A different approach is needed where the company simply cannot survive with the ongoing pension liability. Here, the new Pension Protection Fund (PPF) comes into play. It pays compensation to members of eligible defined-benefit pension schemes, when there is a qualifying insolvency event of the employer and where there are insufficient assets in the pension scheme to cover the PPF levels of compensation. If so, the PPF pays scheme members’ pensions (to the statutory levels), takes over the pension scheme’s assets and becomes a creditor of the continued #+ continued company. (For scheme members below normal pension age as at the PPF assessment date, the statutory levels are, broadly, 90 per cent of entitlement subject to a £26,050 cap for a pension at age 65.)
A prolonged insolvency process is value destructive, so creditors often favour a debt- for-equity swap. Pension trustees cannot hold more than 5 per cent by value of the scheme’s assets as shares in the employer, but the PPF can. This has led to the surprising new development of the PPF taking shares on a debt-for-equity swap – just as a bank would do.

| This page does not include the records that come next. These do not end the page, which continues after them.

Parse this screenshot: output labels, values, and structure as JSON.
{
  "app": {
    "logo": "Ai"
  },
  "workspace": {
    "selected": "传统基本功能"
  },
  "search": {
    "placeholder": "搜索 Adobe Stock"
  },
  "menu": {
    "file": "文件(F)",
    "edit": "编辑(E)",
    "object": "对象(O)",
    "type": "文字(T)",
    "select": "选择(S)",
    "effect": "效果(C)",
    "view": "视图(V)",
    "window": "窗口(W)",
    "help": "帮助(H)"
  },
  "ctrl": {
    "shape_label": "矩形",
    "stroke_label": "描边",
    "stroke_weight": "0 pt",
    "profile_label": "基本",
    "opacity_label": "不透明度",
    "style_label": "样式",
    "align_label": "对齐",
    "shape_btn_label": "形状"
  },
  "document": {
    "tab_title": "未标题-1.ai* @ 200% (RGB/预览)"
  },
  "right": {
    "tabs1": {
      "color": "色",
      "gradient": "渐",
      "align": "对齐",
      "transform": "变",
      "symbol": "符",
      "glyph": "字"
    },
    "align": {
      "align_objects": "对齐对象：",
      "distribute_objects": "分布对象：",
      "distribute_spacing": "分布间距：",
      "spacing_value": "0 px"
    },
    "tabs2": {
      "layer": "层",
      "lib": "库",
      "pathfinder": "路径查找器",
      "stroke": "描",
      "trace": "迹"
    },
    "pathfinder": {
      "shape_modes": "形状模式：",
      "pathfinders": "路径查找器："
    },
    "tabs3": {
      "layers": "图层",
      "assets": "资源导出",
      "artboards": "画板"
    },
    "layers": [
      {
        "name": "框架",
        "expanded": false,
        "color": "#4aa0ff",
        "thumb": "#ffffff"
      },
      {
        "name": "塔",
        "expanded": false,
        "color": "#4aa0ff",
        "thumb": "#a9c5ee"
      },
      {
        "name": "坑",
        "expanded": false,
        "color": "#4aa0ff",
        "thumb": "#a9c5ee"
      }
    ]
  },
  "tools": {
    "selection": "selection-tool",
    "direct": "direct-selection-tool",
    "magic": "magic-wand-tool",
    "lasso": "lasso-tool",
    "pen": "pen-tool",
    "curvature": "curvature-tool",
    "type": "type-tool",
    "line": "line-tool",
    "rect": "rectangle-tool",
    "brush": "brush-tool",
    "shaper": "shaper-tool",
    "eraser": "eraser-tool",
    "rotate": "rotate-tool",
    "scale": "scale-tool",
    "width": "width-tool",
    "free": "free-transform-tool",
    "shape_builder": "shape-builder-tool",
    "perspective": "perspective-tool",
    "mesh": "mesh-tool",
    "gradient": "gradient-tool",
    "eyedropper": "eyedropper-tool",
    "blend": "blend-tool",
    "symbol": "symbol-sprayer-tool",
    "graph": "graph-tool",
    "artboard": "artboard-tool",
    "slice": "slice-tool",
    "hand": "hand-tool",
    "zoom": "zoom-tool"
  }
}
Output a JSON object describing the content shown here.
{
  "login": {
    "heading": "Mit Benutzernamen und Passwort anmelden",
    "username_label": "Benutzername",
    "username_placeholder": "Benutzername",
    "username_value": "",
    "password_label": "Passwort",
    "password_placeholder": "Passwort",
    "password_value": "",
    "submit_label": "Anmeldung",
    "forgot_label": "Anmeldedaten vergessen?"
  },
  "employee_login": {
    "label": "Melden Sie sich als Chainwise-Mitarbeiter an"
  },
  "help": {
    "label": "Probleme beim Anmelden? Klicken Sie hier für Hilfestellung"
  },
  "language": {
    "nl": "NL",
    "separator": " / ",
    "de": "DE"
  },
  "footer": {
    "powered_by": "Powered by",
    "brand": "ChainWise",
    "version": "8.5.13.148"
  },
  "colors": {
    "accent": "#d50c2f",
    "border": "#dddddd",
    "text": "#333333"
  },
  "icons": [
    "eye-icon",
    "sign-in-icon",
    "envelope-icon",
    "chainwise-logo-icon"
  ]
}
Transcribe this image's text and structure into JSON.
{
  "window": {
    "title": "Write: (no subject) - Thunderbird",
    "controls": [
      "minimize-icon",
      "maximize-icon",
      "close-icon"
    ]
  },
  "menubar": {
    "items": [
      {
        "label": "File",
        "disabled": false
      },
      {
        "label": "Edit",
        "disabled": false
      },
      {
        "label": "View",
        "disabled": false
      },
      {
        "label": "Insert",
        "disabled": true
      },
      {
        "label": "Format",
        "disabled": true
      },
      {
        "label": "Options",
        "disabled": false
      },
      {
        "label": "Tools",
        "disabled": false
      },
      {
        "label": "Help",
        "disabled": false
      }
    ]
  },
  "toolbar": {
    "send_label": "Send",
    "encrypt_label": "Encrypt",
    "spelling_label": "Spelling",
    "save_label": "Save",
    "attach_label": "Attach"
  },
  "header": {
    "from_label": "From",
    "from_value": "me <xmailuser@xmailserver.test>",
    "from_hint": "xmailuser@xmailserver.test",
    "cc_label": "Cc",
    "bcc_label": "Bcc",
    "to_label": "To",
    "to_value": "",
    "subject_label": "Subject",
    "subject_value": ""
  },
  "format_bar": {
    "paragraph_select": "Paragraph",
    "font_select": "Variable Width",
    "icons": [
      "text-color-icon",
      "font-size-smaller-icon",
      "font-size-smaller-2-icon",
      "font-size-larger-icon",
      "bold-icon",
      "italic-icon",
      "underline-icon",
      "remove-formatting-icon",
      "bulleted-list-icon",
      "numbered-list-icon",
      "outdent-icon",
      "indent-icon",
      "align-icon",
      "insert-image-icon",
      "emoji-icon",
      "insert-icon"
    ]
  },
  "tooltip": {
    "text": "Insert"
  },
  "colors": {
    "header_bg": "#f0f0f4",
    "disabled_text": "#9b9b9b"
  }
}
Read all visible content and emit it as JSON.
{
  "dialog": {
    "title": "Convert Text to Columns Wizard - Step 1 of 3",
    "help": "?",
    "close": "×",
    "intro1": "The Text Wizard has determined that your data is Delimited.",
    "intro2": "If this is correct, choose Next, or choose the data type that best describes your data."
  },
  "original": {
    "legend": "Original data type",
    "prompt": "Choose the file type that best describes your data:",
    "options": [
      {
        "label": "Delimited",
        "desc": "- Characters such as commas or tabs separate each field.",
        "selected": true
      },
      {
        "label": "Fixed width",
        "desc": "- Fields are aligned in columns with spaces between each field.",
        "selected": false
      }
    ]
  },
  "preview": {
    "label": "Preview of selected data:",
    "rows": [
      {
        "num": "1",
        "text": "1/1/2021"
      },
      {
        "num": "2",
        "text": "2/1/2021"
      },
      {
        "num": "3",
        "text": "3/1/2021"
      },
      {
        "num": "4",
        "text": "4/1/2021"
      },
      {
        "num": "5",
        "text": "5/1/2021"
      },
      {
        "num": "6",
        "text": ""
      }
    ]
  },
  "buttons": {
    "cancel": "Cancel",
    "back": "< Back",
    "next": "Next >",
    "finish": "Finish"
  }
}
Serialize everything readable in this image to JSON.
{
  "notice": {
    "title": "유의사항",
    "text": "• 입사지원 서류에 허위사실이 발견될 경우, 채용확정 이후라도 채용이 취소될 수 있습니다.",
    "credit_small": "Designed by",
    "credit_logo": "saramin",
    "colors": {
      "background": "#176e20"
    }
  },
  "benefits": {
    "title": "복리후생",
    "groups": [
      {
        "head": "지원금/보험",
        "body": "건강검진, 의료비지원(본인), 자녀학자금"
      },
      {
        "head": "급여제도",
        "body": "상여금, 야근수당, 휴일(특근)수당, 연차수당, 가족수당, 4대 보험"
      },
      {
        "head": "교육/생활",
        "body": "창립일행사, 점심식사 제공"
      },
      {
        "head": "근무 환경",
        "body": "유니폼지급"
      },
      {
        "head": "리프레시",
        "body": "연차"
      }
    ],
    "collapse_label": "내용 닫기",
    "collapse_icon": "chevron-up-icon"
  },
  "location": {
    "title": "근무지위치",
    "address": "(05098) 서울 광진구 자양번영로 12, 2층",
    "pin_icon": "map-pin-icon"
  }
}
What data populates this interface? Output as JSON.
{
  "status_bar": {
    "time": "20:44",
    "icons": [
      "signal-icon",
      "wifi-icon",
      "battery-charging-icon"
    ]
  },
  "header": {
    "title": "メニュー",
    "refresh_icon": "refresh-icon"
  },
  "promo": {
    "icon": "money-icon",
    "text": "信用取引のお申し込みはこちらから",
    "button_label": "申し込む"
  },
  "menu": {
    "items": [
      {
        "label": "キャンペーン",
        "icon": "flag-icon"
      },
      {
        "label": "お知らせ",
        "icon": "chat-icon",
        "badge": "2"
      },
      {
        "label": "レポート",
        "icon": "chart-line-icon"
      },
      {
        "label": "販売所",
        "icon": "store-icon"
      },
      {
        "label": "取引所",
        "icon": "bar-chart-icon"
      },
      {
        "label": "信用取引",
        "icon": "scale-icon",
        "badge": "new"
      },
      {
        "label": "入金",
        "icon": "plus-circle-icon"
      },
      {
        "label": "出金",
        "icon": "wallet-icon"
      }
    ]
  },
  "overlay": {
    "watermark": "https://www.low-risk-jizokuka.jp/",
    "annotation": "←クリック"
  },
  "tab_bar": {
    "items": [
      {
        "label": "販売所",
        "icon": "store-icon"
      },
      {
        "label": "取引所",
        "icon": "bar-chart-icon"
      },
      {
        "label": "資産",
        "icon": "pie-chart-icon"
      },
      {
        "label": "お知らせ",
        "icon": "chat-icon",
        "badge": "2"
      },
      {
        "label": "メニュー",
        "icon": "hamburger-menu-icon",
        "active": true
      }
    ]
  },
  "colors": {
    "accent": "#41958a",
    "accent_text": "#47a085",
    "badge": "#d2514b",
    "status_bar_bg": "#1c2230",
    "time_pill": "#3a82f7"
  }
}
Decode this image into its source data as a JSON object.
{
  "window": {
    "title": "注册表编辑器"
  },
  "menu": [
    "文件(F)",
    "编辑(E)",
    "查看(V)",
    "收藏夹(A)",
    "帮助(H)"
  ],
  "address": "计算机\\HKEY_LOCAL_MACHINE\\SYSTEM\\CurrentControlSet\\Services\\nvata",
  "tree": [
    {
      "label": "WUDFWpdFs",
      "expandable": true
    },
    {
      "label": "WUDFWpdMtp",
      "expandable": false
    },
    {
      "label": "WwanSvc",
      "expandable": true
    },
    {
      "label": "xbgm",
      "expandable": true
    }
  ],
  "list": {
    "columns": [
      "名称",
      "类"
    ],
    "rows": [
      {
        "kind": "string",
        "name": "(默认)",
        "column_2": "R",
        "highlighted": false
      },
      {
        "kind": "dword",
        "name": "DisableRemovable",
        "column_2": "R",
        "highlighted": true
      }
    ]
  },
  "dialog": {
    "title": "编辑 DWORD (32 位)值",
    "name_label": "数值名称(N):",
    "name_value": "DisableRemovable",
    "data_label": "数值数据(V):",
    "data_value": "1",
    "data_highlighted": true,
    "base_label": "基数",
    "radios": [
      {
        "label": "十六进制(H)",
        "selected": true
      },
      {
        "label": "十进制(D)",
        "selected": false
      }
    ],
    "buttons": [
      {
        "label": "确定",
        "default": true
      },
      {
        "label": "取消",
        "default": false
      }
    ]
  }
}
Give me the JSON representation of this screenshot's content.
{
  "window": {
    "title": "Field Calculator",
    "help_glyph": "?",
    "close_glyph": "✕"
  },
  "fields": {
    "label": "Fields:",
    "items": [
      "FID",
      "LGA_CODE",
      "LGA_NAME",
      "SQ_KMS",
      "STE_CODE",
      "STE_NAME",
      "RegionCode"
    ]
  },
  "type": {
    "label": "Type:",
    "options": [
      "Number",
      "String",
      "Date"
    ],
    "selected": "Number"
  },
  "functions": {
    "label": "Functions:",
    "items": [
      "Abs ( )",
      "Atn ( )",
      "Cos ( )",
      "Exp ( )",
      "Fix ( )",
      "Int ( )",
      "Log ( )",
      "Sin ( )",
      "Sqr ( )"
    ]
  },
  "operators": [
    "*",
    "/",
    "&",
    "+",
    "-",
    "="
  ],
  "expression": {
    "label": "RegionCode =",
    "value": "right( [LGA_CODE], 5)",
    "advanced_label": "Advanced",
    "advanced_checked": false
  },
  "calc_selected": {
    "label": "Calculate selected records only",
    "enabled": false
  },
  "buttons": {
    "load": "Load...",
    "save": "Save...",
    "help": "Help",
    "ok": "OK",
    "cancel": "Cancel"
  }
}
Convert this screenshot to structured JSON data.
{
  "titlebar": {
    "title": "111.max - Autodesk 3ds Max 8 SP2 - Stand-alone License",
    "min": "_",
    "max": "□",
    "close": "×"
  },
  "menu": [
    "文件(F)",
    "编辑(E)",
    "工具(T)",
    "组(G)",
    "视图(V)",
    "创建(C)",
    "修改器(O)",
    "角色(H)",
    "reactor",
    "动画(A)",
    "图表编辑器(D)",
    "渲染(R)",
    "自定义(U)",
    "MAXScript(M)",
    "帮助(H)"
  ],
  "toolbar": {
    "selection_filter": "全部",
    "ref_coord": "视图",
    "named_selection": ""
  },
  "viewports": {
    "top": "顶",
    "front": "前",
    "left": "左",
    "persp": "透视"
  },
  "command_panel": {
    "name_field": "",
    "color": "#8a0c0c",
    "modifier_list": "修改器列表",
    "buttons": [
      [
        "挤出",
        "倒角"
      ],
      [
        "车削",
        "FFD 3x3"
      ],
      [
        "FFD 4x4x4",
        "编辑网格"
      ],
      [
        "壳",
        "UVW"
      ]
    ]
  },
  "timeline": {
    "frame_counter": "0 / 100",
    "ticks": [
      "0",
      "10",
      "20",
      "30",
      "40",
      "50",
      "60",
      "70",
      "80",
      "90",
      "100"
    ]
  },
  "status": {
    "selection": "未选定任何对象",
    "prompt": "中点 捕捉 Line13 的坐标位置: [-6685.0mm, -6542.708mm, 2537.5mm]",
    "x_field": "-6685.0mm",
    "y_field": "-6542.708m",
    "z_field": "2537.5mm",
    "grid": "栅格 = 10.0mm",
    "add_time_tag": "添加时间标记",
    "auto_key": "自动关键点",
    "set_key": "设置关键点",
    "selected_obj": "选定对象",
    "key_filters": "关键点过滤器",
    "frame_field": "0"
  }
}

This first happened in July 2005 in the Heath Lambert administration, where the scheme had a reported £210m deficit. The PPF took on the scheme and the underlying businesses were transferred to a new company (in which the PPF took shares). More recently, the PPF also took equity in Pittards. The Pittards pension scheme had a reported £33m deficit and entered the PPF through a company voluntary arrangement (CVA). In return, the PPF received 18.5 per cent of the equity and Pittards agreed to pay a further £3m over five years (secured over a factory). If the factory is sold before 2026, the PPF gets any windfall gain (up to £6.8m). Interestingly, under the CVA, all other liabilities were paid and the company Pittards survives, freed from the deficit.
So why did the PPF agree to this? As a PPF spokesman explained: “This company was clearly going bust… We got involved to maximise the assets of the scheme” – ie it was a commercial decision.
The PPF taking equity has been controversial. However, the PPF’s approach has both maximised value for it and enabled Heath Lambert and Pittards to survive. This should be seen as positive and is to be encouraged.
So the pension trustees most definitely have a seat at the negotiating table in restructurings. Where there is a deficit, the trustees, the regulator and the PPF are key players. Understandably, they will look for the best deal to protect the pensioners. However, experience shows that they also take commercial and creative approaches to enable successful restructurings.
Richard Tett is a partner and Catherine Derrick is an associate at Freshfields Bruckhaus Deringer